**What this task involves**
The answer must be one number: how many lines in the data below include the string "Universal".

Extracted data entries
------------------------------------------------

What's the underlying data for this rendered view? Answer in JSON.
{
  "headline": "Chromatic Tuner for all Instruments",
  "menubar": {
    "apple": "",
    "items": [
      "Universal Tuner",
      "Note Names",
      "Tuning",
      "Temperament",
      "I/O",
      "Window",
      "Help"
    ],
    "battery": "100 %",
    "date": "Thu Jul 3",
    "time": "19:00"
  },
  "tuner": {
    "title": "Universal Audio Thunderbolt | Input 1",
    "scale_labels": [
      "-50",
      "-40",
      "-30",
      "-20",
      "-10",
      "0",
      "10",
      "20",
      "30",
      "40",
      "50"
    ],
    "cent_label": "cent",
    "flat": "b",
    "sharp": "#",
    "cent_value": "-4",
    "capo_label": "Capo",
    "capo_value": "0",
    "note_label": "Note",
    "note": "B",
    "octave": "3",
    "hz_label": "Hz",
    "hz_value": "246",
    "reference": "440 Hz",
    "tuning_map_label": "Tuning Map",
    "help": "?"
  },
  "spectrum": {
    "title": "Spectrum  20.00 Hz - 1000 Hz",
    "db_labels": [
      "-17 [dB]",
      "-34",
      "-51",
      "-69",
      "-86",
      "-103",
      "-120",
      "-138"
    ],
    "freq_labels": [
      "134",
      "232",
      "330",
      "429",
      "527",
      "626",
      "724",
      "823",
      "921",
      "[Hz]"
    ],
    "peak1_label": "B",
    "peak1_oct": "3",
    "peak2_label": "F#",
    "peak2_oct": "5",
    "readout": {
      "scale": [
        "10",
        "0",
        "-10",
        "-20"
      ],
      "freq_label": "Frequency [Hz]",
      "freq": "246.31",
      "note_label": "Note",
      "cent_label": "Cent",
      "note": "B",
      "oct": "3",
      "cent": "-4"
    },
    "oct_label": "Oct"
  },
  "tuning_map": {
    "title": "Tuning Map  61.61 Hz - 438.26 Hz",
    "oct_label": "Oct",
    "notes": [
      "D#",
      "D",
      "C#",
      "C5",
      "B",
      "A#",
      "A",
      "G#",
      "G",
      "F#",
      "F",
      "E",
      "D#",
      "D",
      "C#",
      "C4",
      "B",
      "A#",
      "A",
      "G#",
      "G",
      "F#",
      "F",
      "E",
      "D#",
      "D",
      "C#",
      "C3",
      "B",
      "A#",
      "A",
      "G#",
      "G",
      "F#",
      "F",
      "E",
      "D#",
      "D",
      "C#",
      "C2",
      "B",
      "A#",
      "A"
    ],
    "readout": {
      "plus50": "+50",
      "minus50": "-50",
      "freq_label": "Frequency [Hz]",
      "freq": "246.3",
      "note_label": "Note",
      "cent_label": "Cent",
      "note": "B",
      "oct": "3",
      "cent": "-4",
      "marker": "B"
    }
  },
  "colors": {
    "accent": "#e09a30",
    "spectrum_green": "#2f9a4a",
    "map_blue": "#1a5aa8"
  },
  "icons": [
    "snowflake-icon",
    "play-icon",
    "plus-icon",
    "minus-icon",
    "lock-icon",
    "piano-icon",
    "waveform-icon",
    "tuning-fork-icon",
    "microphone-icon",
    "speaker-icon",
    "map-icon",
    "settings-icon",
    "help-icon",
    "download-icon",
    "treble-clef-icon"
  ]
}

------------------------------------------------

**Result for this task**
2